Row 1, Masayoshi (probably), Dainty (California), grijsii, General Lamoriciere, Sundae.
Row 2, Felice Harris, Seagull, Trionfo di Lodi, White Nun, Jennifer Turnbull.
Row 3, Lily Pons, High Hat, San Dimas, Tear Drops, saluenensis.
Row 4, Betty Foy Sanders, Coed, Otome Shibori, Desire, Sweetheart.
Row5, Firedance, Sunny Side, Miss Universe, Interval, Momijigari.
I just nipped out and took photos of three of my camellias. I was struck by how diverse they were and how likely it is that a lot of people would hold strong opinions about where each of them sat on the refined/vulgar spectrum.
I can honestly say that while they appeal to me in different ways, I like them equally.
The first is a seedling reticulata, which I call ‘Yojimbo’, though I doubt I shall ever register it. The flowers are 13cm across, flamboyantly ruffled and of a strident pink colour.
The second is also pink, not so very different in tone, but totally lacking the stridency. The blooms are small and single, 5cm across at most, with a very pleasant sweet perfume. The leaves are small, dark and glossy. It is a lutchuensis x japonica cross called ‘Koto-no-kaori’.
The last one is a species, yuhsienensis. The flowers are pure white with narrow twisted petals and a fine fragrance.
Now I can see that each would work to best effect in a different setting. They each have their own individual personalities and could look terrible in the wrong setting. But in the right setting, each of them would look stunning. Yet I know there will be people out there who hate at least one of them, which I’m afraid I don’t understand.

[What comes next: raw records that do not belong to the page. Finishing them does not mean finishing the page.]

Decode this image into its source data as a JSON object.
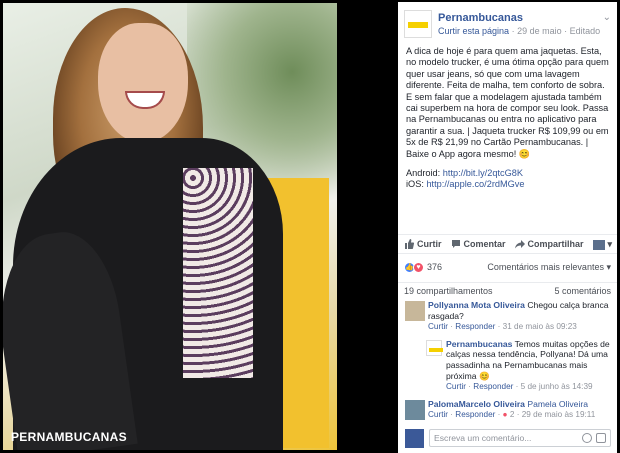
{
  "photo": {
    "brand": "PERNAMBUCANAS"
  },
  "post": {
    "page_name": "Pernambucanas",
    "curtir_pagina": "Curtir esta página",
    "date": "29 de maio",
    "edited": "Editado",
    "paragraphs": [
      "A dica de hoje é para quem ama jaquetas. Esta, no modelo trucker, é uma ótima opção para quem quer usar jeans, só que com uma lavagem diferente. Feita de malha, tem conforto de sobra. E sem falar que a modelagem ajustada também cai superbem na hora de compor seu look. Passa na Pernambucanas ou entra no aplicativo para garantir a sua. | Jaqueta trucker R$ 109,99 ou em 5x de R$ 21,99 no Cartão Pernambucanas. | Baixe o App agora mesmo! 😊"
    ],
    "android_label": "Android:",
    "android_link": "http://bit.ly/2qtcG8K",
    "ios_label": "iOS:",
    "ios_link": "http://apple.co/2rdMGve"
  },
  "actions": {
    "like": "Curtir",
    "comment": "Comentar",
    "share": "Compartilhar"
  },
  "reactions": {
    "count": "376",
    "sort": "Comentários mais relevantes"
  },
  "shares": {
    "shares": "19 compartilhamentos",
    "comments": "5 comentários"
  },
  "comments": [
    {
      "author": "Pollyanna Mota Oliveira",
      "text": "Chegou calça branca rasgada?",
      "like": "Curtir",
      "reply": "Responder",
      "time": "31 de maio às 09:23"
    },
    {
      "author": "Pernambucanas",
      "text": "Temos muitas opções de calças nessa tendência, Pollyana! Dá uma passadinha na Pernambucanas mais próxima 😊",
      "like": "Curtir",
      "reply": "Responder",
      "time": "5 de junho às 14:39"
    },
    {
      "author": "PalomaMarcelo Oliveira",
      "tag": "Pamela Oliveira",
      "like": "Curtir",
      "reply": "Responder",
      "reactions": "2",
      "time": "29 de maio às 19:11"
    }
  ],
  "compose": {
    "placeholder": "Escreva um comentário..."
  },
  "colors": {
    "link": "#365899",
    "brand_yellow": "#f5d000",
    "fb_blue": "#3b5998",
    "love": "#f25268",
    "like": "#4080ff"
  }
}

Years ago, having driven down a lane carpeted with primroses to get to the nursery, a customer declared that she couldn’t abide yellow. I pointed out that she’d not see a better display of primroses anywhere and that surely she liked them. She thought for a moment, shook her head and reaffirmed that she did indeed hate yellow. I decided many years ago to stick with plants; I can’t fathom a lot of people.
I took the precaution of doing my voluntary day at Mt Edgcumbe yesterday, having seen the forecast for today. It’s raining and foggy, it was a good call. Yesterday it was blowing a hoolie but at least it was dry and sunny.
When I checked through the collection last summer, there were three sections that I walked away from at the time, intending to re-visit them this spring when they were flowering. I have taken some tentative nibbles at said bullet.
Area 4A. The Australia & New Zealand sections that were 4 and 4A, I have rolled into one as 4A, containing 46 plants at present. Two of these are all but dead. 20 have no label. The area has been badly affected by falling trees and two bushes are growing out of a tangle of uncleared branches.
The records show 17 other varieties as having been in the area, many of which are not shown on the plans. The area is steep and hard to access, but the path runs along the top so there are good views into the top of large bushes.
Area 5A was one of the earliest parts of the collection, though how much of it is from the original planting and how much planted since is hard to tell and the records are incomplete. Many of the older plants were hard pruned about 4 years ago and are only just getting back to flowering freely. They are almost up to their original size and much bushier too.
The section is on a very steep slope under a tree canopy mainly of beech. It is deeply shaded in summer and very difficult to access, especially when the ground is wet. With 61 plants it is quite a large section and there are 18 unlabelled plants plus a suspicion that the odd fallen label may have been put back on the wrong bush.
Section 8, the singles collection, is in an area known as the quarry. Unsurprisingly, it is ridiculously steep. Of the 34 plants in it, 22 are unlabelled. As with all of the unlabelled plants, I don’t want to re-label them until I am fairly certain of their identity, so even if the plan makes it clear what a particular plant should be, I want to see it in flower and be confident of the name before giving it a new label.